  • Can I exchange foreign currency at the SNB?

    No, foreign currency cannot be bought or sold at the SNB.

  • How long is a banknote used for before it is destroyed?

    In general, banknotes with greater values are in use for longer than those with smaller values. This can be put down to the way in which they are used: banknotes of a larger denomination are more often used for storing value, while notes of small denominations are primarily used as legal tender and therefore change hands much more frequently. The 200-franc and 100-franc notes are in circulation for four years on average, whereas the 50-franc, 20-franc and 10-franc notes already have to be replaced after two to three years. The 'life expectancy' of a 1000-franc note is more than ten years. In 2016, approximately 38% of the notes checked for authenticity and quality were destroyed, amounting to 172.3 million damaged or recalled banknotes. This amount is higher than average and stems from the introduction of the new banknote series, and consequently the destruction of returned notes from the old series. Further information is available under Sorting and destruction.

  • How can I avoid receiving counterfeit money?

    The best way to avoid this is to make yourself familiar with the design principles and security features of the notes. Each banknote has several security features that can be checked without the aid of special devices. For more information on the eighth series, see Security features; more information on the ninth series may be found under Security concept.

  • To what extent are our banknotes protected against counterfeiting?

    Between 3,000 and 4,000 counterfeit banknotes are confiscated in Switzerland annually. This corresponds to 10 to 15 counterfeits for every million Swiss banknotes each year - a very modest number by international standards. Further information on counterfeit currency is available on the Federal Office of Police website (

  • What should I do if I receive counterfeit money?

    Any coins or banknotes that are suspected counterfeits should be handed in to the nearest police station for examination. Any person who puts counterfeit money into circulation is liable to prosecution.

  • Can I reproduce banknotes for advertising purposes?

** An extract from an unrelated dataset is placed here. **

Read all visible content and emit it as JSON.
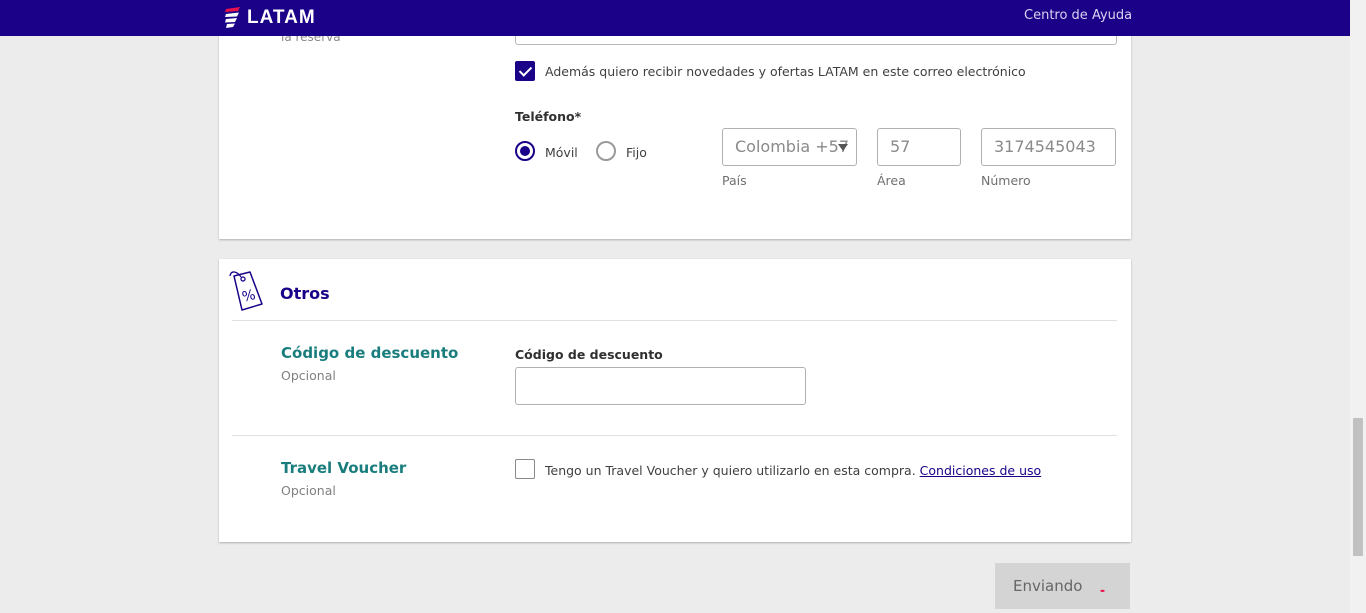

    Banknotes are protected by provisions in the Swiss Criminal Code ( It is forbidden to counterfeit money to pass it off as genuine or to alter it to pass it off at a value higher than its true value. It is also forbidden to import, acquire or store counterfeit money, or to put it into circulation. Reproduction of banknotes for advertising purposes is also restricted. Reproduction and imitation must avoid any risk of confusion with genuine banknotes. Examples of reproductions which avoid the risk of confusion with genuine banknotes are listed in the Instruction sheet concerning the reproduction of banknotes. For advertising and training purposes, the SNB will supply, on loan, digital images of banknotes with a resolution of 150 dpi with the word 'SPECIMEN' written on them. Applications, together with details of the intended use, should be sent to the following address:

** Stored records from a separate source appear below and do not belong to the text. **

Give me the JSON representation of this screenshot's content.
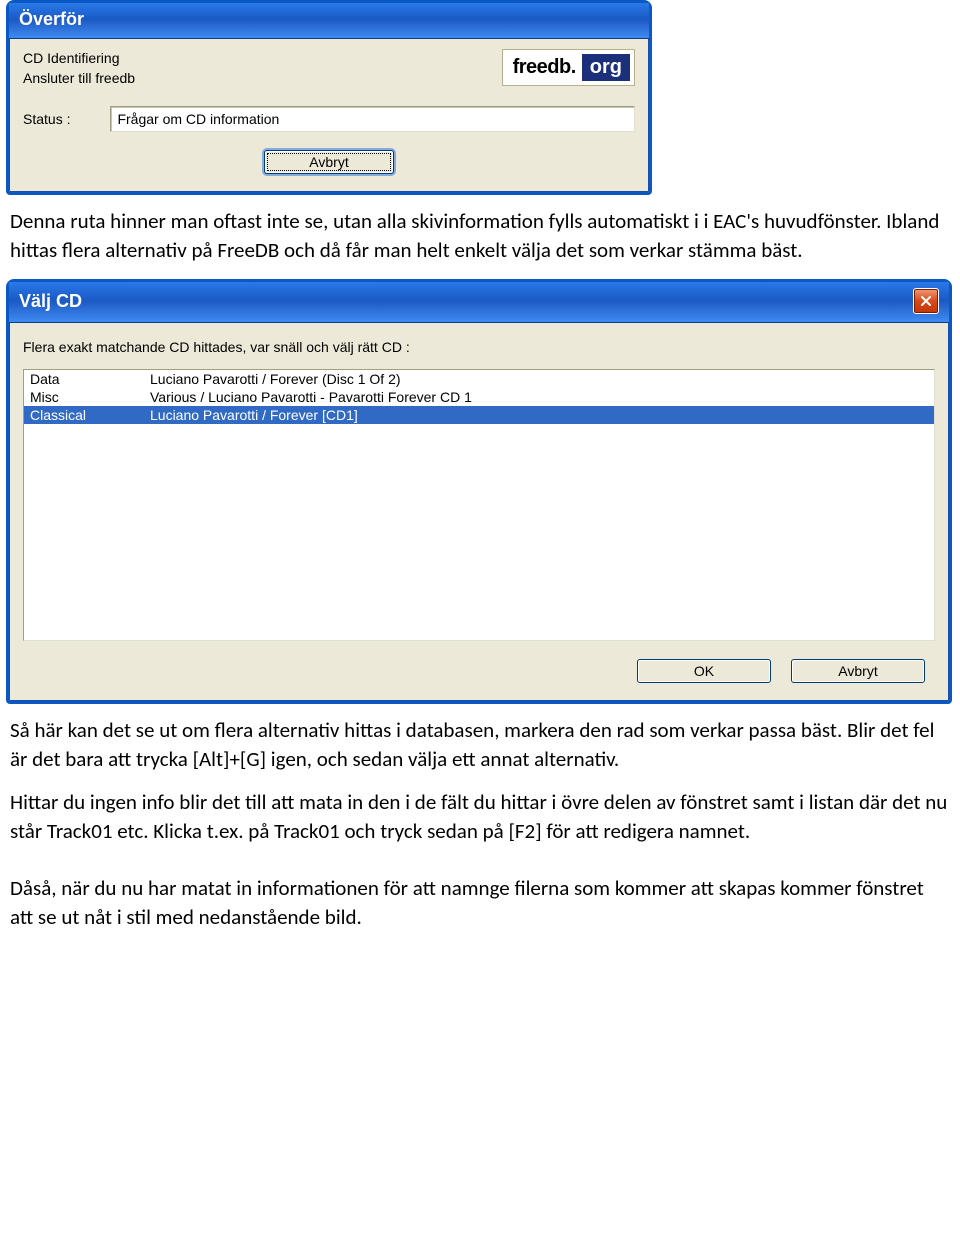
{
  "window1": {
    "title": "Överför",
    "line1": "CD Identifiering",
    "line2": "Ansluter till freedb",
    "status_label": "Status :",
    "status_value": "Frågar om CD information",
    "logo_left": "freedb.",
    "logo_right": "org",
    "cancel": "Avbryt"
  },
  "para1": "Denna ruta hinner man oftast inte se, utan alla skivinformation fylls automatiskt i i EAC's huvudfönster. Ibland hittas flera alternativ på FreeDB och då får man helt enkelt välja det som verkar stämma bäst.",
  "window2": {
    "title": "Välj CD",
    "prompt": "Flera exakt matchande CD hittades, var snäll och välj rätt CD :",
    "rows": [
      {
        "cat": "Data",
        "title": "Luciano Pavarotti / Forever (Disc 1 Of 2)"
      },
      {
        "cat": "Misc",
        "title": "Various / Luciano Pavarotti - Pavarotti Forever CD 1"
      },
      {
        "cat": "Classical",
        "title": "Luciano Pavarotti / Forever [CD1]"
      }
    ],
    "ok": "OK",
    "cancel": "Avbryt"
  },
  "para2": "Så här kan det se ut om flera alternativ hittas i databasen, markera den rad som verkar passa bäst. Blir det fel är det bara att trycka [Alt]+[G] igen, och sedan välja ett annat alternativ.",
  "para3": "Hittar du ingen info blir det till att mata in den i de fält du hittar i övre delen av fönstret samt i listan där det nu står Track01 etc.  Klicka t.ex. på Track01 och tryck sedan på [F2] för att redigera namnet.",
  "para4": "Dåså, när du nu har matat in informationen för att namnge filerna som kommer att skapas kommer fönstret att se ut nåt i stil med nedanstående bild."
}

    Swiss National Bank
    Börsenstrasse 15
    P.O. Box
    CH-8022 Zurich

  • Why do banknote series have to be replaced?

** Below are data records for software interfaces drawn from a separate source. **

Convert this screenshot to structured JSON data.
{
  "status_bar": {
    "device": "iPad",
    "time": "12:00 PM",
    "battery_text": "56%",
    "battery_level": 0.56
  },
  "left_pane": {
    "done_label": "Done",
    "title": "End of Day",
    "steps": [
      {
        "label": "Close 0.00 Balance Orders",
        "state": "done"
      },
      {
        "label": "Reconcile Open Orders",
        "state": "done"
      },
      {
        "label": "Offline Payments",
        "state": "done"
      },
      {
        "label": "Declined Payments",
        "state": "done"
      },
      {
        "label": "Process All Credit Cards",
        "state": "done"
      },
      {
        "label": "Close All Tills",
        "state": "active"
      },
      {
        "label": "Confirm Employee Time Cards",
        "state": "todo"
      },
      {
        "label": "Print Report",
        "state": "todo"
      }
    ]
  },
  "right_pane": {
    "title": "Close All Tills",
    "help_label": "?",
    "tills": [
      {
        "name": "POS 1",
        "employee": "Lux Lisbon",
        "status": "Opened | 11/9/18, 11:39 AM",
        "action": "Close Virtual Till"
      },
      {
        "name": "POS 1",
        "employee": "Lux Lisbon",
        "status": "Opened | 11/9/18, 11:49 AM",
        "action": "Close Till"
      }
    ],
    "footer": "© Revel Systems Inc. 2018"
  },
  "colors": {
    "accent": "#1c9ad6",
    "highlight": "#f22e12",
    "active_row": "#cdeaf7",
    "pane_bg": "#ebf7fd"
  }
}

    The SNB wishes to ensure a high level of security for its banknotes. As technology develops quickly, the SNB must constantly work to stay ahead so that counterfeits have little or no chance. Furthermore, security features typical on previous banknotes are now used for security documents, medicines and branded goods, which is why new elements must be developed for banknote security.

  • When will the other denominations of the new series be released?

    The eighth banknote series will gradually be replaced by the ninth in a process scheduled to take place between 2016 and 2019. The first denomination in the new series - the 50-franc note - has been in circulation since April 2016. The 20-franc and 10-franc notes followed in May and October 2017. The 200-franc note will be released on 22 August 2018, and the two remaining denominations will be issued in 2019. The SNB will announce each new date well in advance. All notes from the eighth banknote series will remain valid until further notice.